Experimental refuges for migratory waterfowl in Danish wetlands. I. Baseline assessment of the disturbance effects of recreational activities
This dataset is an EEMS model output of Physical Refugia (1km) clipped to the DRECP 12km buffered boundary. Physical Refugia was modeled using: shade (<5600 WH/m2) density, riparian vegetation, permanent streams and proximity to water.
This project used species distribution modeling, population genetics, and geospatial analysis of historical vs. modern vertebrate populations to identify climate change refugia and population connectivity across the Sierra Nevada. It is hypothesized that climate change refugia will increase persistence and stability of populations and, as a result, maintain higher genetic diversity. This work helps managers assess the need to include connectivity and refugia in climate change adaptation strategies. Results help Sierra Nevada land managers allocate limited resources, aid future scenario assessment at landscape scales, and develop a performance measure for assessing resilience.
Evaluation of Noncorn Host Plants as a Refuge in a Resistance Management Program for European Corn Borer (Lepidoptera: Crambidae) on Bt-Corn
Abstract (from http://www.bioone.org/doi/abs/10.3955/046.089.0305): It is hypothesized that climate impacts forest mosaics through dynamic ecological processes such as wildfires. However, climate-fire research has primarily focused on understanding drivers of fire frequency and area burned, largely due to scale mismatches and limited data availability. Recent datasets, however, allow for the investigation of climate influences on ecological patch metrics across broad regions independent of area burned and at finer scale. One area of particular interest is the distribution of fire refugia within wildfire perimeters. Although much recent research emphasis has been placed on high-severity patches within wildfires,...
Climate Refugia and Resilience Atlas: Identifying Priority Areas for Conserving Species of Concern in a Changing Climate

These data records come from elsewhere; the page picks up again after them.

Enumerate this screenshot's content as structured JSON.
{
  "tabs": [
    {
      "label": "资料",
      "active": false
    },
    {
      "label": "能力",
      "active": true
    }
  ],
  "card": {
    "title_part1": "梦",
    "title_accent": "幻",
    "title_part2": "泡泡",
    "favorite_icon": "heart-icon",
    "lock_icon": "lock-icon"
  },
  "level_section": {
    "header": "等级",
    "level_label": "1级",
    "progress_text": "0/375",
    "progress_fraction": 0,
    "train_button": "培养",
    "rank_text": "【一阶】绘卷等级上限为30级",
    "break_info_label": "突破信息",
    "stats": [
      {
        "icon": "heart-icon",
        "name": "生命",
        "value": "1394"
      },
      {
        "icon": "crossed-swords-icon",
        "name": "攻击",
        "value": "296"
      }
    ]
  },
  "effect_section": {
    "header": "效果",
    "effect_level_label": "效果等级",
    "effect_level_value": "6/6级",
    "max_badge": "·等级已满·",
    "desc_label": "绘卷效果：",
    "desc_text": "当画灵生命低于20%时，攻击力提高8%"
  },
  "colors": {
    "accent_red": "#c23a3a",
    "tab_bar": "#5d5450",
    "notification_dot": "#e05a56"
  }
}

Climate change threatens many wildlife species across the Pacific Northwest. As the climate continues to change, wildlife managers are faced with the ever-increasing challenge of allocating scarce resources to conserve at-risk species, and require more information to prioritize sites for conservation. However, climate change will affect species differently in different places. In fact, some places may serve as refuges for wildlife—places where animals can remain or to which they can easily move to escape the worst impacts of climate change. Currently, different datasets exist for identifying these resilient landscapes, known as climate refugia, but they are often not readily useable by wildlife managers. To address...
For 7 species: American woodcock (amwo), Bicknell's thrush (bith), Blackburnian warbler (blbw), Box turtle (teca), Cerulean warbler (cerw), Moose (moose), and Saltmarsh sparrow (sals) we provide five distinct datasets. Species codes (in parenthesis) are used in file names and represented by "[species]" below. 1. A set of conservation cores that represent areas of high local, relative value to the species either in the present, the future, or both: [species]_allcores.shp 2. Conductance among the present condition cores: [species]_conduct.tif 3. Conductance among the future cores: [species]_conduct_futr.tif 4. The landscape capability of the species in 2020 (an input dataset to this analysis): [species]_LC_2020_v5.1.tif...